Last update:


Arch Hellen Med, 31(3), May-June 2014, 286-297


Juvenile spondyloarthritis: The criteria that do not unravel the problem of a complicated diagnosis

E. Tsitsami
Pediatric Rheumatology Unit, First Department of Pediatrics, "Aghia Sophia" Children's Hospital, National and Kapodistrian University of Athens, Athens, Greece

Spondyloarthritis (SpA) encompasses a group of inflammatory joint diseases with overlapping features that accounts for up to 15–20% of cases of arthritis in children. In children, SpA at onset is often undifferentiated and is less likely to involve the axial skeleton but more likely to affect the hips and peripheral entheses than in adults. Many patients with juvenile SpA are at risk of developing ankylosing spondylitis during the course of their disease. Currently, the classification of SpA is approached differently in adults and in children. Using the International League of Associations for Rheumatology (ILAR) system for juvenile idiopathic arthritis, most childhood SpA is classified as enthesitis-related arthritis, but in contrast to adult SpA, the presence or a family history of psoriasis dictates a separate category of juvenile idiopathic arthritis. The ILAR system, however, does not specifically address children who are diagnosed with SpA by fulfilling the criteria for ankylosing spondylitis, those who have coexisting conditions such as inflammatory bowel disease or those with reactive arthritis. For this reason, a single diagnostic or classification system that covers the full juvenile SpA spectrum is needed. Refining the classification and diagnostic criteria of juvenile SpA will improve communication and the transition of patients from pediatric to adult clinics. It will be particularly important in the evaluation of tumor necrosis factor (TNF) inhibitors and other biological agents as indices of early axial SpA.

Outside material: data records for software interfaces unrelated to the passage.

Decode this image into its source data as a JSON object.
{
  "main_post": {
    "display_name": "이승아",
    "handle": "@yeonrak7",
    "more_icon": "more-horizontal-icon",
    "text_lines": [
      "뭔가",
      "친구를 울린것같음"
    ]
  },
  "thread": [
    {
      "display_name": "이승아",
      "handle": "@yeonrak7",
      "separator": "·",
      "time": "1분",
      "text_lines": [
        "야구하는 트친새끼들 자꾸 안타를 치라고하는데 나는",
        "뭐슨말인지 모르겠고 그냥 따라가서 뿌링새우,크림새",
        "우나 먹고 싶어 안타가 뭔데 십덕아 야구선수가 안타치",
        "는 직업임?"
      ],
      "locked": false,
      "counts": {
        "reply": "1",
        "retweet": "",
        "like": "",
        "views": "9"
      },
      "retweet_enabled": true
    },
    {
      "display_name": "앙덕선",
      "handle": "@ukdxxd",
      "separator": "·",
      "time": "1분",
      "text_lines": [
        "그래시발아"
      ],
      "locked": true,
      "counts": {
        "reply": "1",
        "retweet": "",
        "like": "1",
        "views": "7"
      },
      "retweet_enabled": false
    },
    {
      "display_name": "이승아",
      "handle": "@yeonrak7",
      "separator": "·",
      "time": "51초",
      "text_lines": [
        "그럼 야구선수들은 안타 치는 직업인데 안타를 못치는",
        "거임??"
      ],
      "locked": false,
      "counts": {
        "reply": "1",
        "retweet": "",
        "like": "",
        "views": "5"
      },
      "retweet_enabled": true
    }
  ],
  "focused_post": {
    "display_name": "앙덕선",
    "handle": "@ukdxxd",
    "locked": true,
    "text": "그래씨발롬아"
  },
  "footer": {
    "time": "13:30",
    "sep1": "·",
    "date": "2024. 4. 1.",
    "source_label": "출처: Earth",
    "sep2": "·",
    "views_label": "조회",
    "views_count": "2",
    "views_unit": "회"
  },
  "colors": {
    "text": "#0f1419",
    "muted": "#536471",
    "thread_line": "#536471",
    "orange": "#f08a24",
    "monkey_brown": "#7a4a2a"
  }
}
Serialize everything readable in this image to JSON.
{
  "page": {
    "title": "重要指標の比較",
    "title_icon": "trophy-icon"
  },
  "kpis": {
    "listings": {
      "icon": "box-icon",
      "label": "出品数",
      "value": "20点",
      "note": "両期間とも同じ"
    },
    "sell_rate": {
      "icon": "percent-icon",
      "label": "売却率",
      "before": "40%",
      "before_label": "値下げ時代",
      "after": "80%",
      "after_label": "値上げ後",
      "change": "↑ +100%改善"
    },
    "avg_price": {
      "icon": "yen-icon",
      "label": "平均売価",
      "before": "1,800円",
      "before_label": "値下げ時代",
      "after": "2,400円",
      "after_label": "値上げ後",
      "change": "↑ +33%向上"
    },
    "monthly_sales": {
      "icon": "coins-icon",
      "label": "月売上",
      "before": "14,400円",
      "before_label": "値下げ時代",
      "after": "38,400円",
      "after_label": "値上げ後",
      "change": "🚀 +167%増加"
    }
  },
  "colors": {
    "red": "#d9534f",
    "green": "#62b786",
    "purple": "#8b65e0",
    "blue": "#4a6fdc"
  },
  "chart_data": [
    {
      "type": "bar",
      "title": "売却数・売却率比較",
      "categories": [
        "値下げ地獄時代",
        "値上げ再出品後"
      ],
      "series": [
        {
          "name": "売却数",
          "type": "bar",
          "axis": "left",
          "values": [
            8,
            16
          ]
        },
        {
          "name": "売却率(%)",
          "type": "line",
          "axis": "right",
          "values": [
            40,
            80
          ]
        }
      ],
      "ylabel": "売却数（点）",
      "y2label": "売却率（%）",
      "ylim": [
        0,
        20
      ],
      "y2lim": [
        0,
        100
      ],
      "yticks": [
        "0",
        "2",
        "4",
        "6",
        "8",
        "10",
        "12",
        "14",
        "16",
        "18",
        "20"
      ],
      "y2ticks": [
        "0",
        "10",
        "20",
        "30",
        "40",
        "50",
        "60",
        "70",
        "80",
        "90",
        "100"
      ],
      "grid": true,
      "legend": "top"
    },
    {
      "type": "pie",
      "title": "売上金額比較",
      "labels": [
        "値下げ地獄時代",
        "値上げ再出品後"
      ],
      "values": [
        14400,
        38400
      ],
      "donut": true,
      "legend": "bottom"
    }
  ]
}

Key words: Ankylosing spondylitis, Enthesitis-related arthritis, Juvenile idiopathic arthritis, Psoriatic arthritis, Reactive arthritis, Spondyloarthritis.

© Archives of Hellenic Medicine